Our neighbors Haynes and Nancy are raising heritage turkeys. They are using a similar portable electric fence system to keep the turkeys grazing on fresh pasture and after spending the daytime hours free ranging the turkeys are locked up every night in a house built on a tractor. Last week we set up the browsing area for our goats opposite the turkey’s free range area. This was a hit with both the goats and the turkeys! The goats ended up spending most of the day camped out next to the fence that was closest to the turkeys. Likewise, the turkeys spent a lot of time huddled up staring at the goats opposite.
Haynes and Nancy’s turkeys get out on occasion, especially as they get older their wings are stronger and more developed, and they have more “attitude”. Typically only one or two at a time get assertive enough and fly out as they test their wings. Usually the escapee(s) does not get very far and wrestling them down and retrieving them is no big deal. This morning though one of the plastic support posts holding up the electric fence collapsed.
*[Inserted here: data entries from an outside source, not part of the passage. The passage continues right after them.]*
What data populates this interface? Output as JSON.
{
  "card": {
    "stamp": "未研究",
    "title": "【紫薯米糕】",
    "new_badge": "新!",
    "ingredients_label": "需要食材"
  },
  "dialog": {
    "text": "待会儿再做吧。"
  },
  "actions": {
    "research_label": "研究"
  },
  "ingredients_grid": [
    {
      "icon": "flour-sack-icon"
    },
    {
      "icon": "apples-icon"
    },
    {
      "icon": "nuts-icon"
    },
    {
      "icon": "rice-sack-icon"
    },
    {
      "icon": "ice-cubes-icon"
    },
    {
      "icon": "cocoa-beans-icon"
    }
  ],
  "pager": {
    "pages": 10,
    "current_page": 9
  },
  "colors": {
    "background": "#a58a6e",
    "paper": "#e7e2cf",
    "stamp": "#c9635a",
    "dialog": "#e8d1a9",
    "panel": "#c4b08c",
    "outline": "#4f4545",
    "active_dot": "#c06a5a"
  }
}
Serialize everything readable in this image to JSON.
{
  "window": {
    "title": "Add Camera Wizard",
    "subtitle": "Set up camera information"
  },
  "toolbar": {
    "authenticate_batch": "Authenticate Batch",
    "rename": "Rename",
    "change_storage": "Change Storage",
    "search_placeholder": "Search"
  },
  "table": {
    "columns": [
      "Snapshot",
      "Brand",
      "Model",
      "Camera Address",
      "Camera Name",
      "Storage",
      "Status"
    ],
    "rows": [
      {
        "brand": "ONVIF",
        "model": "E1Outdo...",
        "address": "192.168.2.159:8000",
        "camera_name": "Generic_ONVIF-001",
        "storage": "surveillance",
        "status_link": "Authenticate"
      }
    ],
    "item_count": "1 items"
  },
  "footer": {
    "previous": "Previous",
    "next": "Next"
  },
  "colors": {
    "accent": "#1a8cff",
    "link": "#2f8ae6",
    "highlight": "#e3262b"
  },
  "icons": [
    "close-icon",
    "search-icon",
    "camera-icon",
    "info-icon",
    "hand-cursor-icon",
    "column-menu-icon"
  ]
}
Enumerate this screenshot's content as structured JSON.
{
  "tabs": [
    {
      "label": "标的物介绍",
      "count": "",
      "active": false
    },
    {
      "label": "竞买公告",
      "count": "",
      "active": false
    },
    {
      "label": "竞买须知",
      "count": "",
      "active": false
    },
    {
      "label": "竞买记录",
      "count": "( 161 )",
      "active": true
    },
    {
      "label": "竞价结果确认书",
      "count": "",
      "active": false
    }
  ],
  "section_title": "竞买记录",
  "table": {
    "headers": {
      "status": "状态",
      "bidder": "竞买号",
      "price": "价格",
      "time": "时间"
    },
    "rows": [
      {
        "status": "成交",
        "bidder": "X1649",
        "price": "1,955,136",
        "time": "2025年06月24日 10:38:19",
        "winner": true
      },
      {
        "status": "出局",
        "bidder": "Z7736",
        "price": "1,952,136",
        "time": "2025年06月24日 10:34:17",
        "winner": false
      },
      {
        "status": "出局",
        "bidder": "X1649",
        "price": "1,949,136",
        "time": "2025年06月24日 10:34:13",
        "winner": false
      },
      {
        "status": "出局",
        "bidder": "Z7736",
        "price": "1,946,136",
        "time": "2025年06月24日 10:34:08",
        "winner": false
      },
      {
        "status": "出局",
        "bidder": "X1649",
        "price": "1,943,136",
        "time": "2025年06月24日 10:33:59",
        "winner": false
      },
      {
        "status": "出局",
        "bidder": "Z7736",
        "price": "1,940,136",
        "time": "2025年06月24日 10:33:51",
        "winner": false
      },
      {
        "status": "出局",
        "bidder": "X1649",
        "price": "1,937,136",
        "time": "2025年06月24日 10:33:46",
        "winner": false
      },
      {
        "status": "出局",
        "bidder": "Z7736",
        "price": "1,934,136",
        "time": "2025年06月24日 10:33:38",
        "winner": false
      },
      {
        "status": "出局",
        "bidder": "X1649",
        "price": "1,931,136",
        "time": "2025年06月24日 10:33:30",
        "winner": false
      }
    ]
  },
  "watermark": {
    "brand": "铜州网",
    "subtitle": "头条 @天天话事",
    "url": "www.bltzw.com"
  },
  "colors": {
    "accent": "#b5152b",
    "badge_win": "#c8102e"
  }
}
I was walking by on my way back from the goats and saw almost all 22 turkeys pecking around all over Haynes and Nancy’s property. Then I saw the collapsed fence laying on the ground. I alerted Nancy and together we managed to round all of them up and restore the fence without loosing a single turkey. Tonight Paul and I were driving up the hill and in the distance we saw 2 turkeys on lot 13. Lot 13 is an unsold empty lot. The lot is next to ours (14) and like ours it is flat at the top and then sloped steeply. The two turkeys were sitting on the flat upper portion, staring at the rest of Haynes and Nancy’s turkeys. We jumped out of the truck, I ran towards them and Paul ran around the bottom of the lot to come at them from below. Unfortunately our good intentions spooked the turkeys, and with one giant swoop of their wings they took off from their perch on the top of lot 13 and flew over the lot towards the trees, they disappeared over Vincent brook. We were stunned and impressed by how easy it was for them to take off, up until now none of the turkeys had gotten farther than maybe 50ft! Hell bent on retrieving the turkeys and seeing $$$$ disappear over the tree top for Haynes and Nancy, Paul took off down towards Vincent Brook while I ran to alert Haynes and Nancy and then down to Vincent Brook to join Paul in the hunt. After some time it became clear that the turkey had won this one, they had flown beyond the brook and were up high in the tree tops. Out of breath and discouraged we huffed and puffed our way back to break the bad news to Haynes who was just now emerging from the house to join us in the hunt. As I broke the news to Haynes, Paul wondered if perhaps more than just 2 turkeys had taken off, so he stopped to do a head count of the remaining turkeys within the fence:22. “Haynes, how many turkeys do you have???” “22!”
Oppse. Those were wild turkeys! Duh.